#### Exercise
Please return every line in the entries below with the word "name" in it.

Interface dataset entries
☆ ☆ ☆ ☆ ☆ ☆ ☆

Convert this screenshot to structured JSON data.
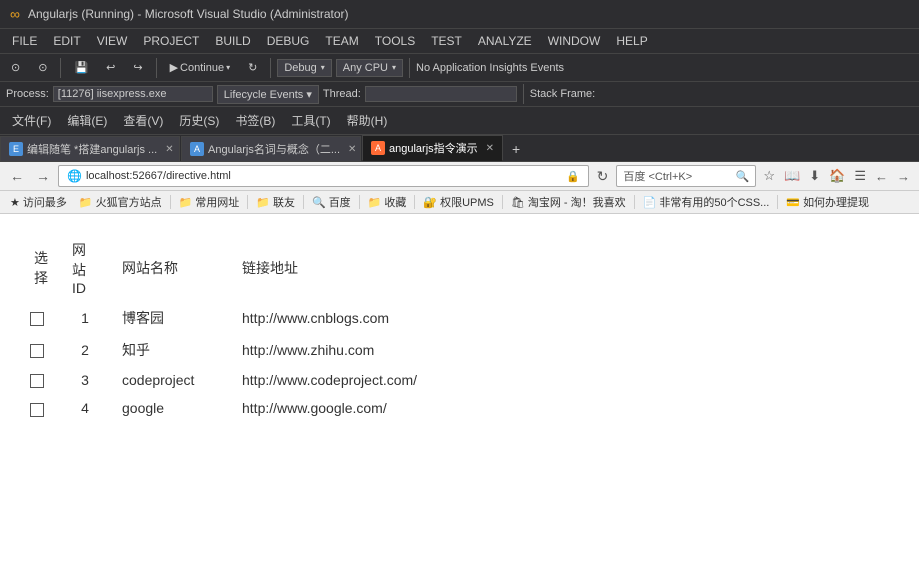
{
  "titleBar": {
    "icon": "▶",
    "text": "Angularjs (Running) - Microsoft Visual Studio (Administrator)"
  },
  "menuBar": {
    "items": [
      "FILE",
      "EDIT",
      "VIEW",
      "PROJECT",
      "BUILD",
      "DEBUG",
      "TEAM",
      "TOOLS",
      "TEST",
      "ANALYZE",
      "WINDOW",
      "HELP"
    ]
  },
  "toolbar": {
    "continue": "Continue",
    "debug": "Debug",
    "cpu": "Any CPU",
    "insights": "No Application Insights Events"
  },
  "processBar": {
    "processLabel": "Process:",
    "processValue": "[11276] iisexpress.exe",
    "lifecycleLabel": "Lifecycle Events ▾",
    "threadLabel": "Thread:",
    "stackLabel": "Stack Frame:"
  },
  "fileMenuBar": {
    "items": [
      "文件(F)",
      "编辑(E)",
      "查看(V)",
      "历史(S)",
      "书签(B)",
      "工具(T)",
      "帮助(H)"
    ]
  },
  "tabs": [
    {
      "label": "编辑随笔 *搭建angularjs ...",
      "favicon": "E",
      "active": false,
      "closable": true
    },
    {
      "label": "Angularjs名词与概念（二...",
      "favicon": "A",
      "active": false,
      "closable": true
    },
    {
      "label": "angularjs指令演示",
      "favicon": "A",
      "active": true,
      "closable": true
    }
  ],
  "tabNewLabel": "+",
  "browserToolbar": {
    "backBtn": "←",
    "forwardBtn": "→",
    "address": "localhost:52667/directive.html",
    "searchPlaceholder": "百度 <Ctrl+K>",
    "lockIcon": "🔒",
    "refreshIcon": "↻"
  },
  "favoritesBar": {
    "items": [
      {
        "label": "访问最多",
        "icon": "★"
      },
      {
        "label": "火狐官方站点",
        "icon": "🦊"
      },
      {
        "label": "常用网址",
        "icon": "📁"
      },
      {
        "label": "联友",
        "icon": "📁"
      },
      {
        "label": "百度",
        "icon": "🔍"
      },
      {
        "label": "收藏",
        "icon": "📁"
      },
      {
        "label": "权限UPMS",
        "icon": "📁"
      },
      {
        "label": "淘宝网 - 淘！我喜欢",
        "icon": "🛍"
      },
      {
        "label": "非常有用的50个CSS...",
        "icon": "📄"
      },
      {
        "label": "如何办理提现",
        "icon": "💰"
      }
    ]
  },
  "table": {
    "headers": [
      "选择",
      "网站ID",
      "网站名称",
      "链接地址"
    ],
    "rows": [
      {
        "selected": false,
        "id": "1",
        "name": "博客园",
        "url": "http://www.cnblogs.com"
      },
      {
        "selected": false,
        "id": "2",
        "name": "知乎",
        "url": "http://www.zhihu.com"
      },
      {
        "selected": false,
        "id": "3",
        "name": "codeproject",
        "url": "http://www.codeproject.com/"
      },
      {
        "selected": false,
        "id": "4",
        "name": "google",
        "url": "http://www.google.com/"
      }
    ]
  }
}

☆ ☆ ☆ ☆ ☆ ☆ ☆

#### Response below
        "name": "博客园",
        "name": "知乎",
        "name": "codeproject",
        "name": "google",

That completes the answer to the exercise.